Sir: If only’ the changes to the upper houses of Parliament recommended by Noreen Pryor could be enacted, we’d have a much better system of Government. Queensland doesn’t have an upper house and functions quite well without one.
Paul Keating colourfully called them ‘unrepresentative swill’ How true.
Not being scrutinised like publicly elected politicians, has allowed some to become very wealthy.
My old Dad used to say : ‘If you want to know whether a politician has been honest, have a look at their wealth once they’re out of the Parliament’
Paradise Waters, Qld
Sir: On page vii of Spectator 24 September, Chris Akehurst writes in “Throwing a tanderrum”, concerning a mis-spelling of ‘practiced (sic)’: “Are the vast sums spent on these arty affairs insufficient to employ educated copywriters?”
On the previous page, William Hill writing in Le poison Pen concludes, “He also extolled Marine’s adherence to principal on a number of issues…” Are the vast sums spent on this arty Spectator affair insufficient to employ educated sub-editors?

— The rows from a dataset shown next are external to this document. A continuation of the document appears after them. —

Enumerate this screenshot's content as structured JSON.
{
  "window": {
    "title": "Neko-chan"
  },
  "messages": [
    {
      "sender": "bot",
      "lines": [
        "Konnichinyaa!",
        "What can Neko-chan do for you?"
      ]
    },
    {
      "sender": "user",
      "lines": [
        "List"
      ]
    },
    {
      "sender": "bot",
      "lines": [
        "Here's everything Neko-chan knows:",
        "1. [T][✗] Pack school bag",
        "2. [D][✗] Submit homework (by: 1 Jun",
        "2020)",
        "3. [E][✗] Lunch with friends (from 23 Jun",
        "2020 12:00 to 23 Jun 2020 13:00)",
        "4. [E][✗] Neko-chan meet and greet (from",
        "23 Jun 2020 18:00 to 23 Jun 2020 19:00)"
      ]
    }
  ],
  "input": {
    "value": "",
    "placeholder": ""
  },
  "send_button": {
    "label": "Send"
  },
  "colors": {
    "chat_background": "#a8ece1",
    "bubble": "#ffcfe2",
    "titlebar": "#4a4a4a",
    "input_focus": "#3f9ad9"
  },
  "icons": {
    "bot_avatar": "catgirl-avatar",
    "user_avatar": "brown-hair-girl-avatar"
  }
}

Ascot Vale, Vic
Sir: Isabel Hardman (Politics, 1 October) states that no reputable research backs up the belief that grammar schools promote social justice. I am not sure she is correct. For instance, Lord Franks’s 1966 report on Oxford University recorded an accelerating rise in the share of places taken by state school pupils at that university in the 1939–1966 period. This increased from 19 per cent to 34 per cent, excluding the semi-private direct grant schools. Include the direct grants and the figure rises from 32 per cent in 1939 to 51 per cent in 1965. This change, reversed in the comprehensive years after 1965, coincided with the introduction of a national system of academic selection throughout the United Kingdom. More recently, the Higher Education Statistics Agency recorded that children from poor homes in selective Northern Ireland had significantly greater chances of reaching university than their equivalents in largely comprehensive England. The difference was even more marked by comparison with wholly comprehensive Scotland. Critics of grammar schools make much of the outcomes in the few remaining besieged grammar schools, perhaps forgetting that these results are distorted because they are so heavily oversubscribed.
A cheer for Patrick Minford
Sir: For those of us who are perennially suspicious of economists in general, there are a few whose opinions are worth considering. For me, Patrick Minford was one of those who back in the 1980s seemed to talk sense, following in the footsteps of the controversial monetarist Milton Friedman (‘Brexit’s philosopher king’, 1 October). My Keynesian economics professor at Harvard Business School in 1973 told us sceptically: ‘If you believe Milton Friedman, the US will be in recession this time next year.’ It was.
It was Roger Bootle’s column in the Daily Telegraph which drew my attention to the remarkable research paper by Michael Burrage for Civitas, and it was he and Liam Halligan who in the run up to the referendum seemed to make most sense. They completely contradicted the Treasury’s and other economic forecasts — all of which, unlike the Burrage research, were based on fantasy.
It is comforting to read Mr Halligan’s piece about Patrick Minford’s successful efforts to get sense into the otherwise disappointing Brexit debate and to think that, so far at least, his campaign group have been vindicated.
Donald R. Clarke
Sir: I very much enjoyed the pieces on the subject of rewilding, first by Melissa Kite (24 September) and then last week by Rod Liddle. First, I found Ms Kite’s arguments convincing and I concluded the practice was foolish. However, Mr Liddle’s response challenged my original position, and now I am thoroughly torn on the issue. Might I suggest a head-to-head debate between your columnists to settle the matter as your next Spectator event?
Keep out pine martens
Sir: Rod Liddle says he looks forward to pine martens in England (‘Let’s bring the wolves back into Britain’, 1 October). A family of them moved into the roof of my house in France this year. Both the noise and the smell were awful, and we ended up calling out the local pest-control man (sorry Rod). The remedy? Playing loud French pop music in the attic for five days and nights. They did leave, and their entrance holes were blocked, only for them to appear again through another route.
Bury St Edmunds, Suffolk
Sir: Charles Moore in his Notes (1 October) acknowledges the minimal disorder at the Munich Oktoberfest. But he also records that eight million litres of beer were drunk, by six million guests. That’s barely two pints each! No wonder there’s so little disturbance (and, terrifyingly, what has happened to the Bavarians?).